BW live at the intersection of police brutality + gun violence. Megan Thee Stallion was shot + terrified yet still knew she couldn't trust cops 2 protect her. Yet in this traumatic state she decided 2 protect Tory Lanez from the cops. If only we lived in a world that protected BW https://t.co/mbed8T76JT— Shanita Hubbard (@msshanitarenee) August 21, 2020
Being sexually attracted to Black women doesn’t absolve a man from being a conspirator in misogynoir. Being in love with a Black woman doesn’t excuse a man from the danger he preserves when participating in any behavior that upholds the mistreatment of Black women. It’s easy to challenge Black women on any and everything regarding how they carry themselves, how they rap, how they dress, how they sustain injuries and every other facet of their lives, but have men challenged themselves?
Have men put that same energy towards asking why we feel the need to have a say in Black women’s business? Have we posed that question to our comrades or are we simply faux provocateurs who choose to aggress Black women behind computer screens because we know our homeboys in real life wouldn’t tolerate that? To be clear, Black women don’t tolerate disrespect either, but it’s no secret that sexism gives men this weird bode of confidence that we'd never direct towards other men.
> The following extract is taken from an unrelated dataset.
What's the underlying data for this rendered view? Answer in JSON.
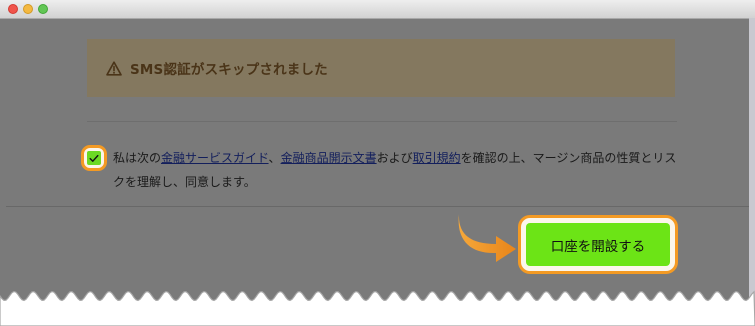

The Real Housewives of Atlanta has given us many things, but when Nene Leakes boldly declared to Peter Thomas, “you need to stay out of women’s business,” that was a gem ahead of its time. It costs nothing to mind your business, gentlemen.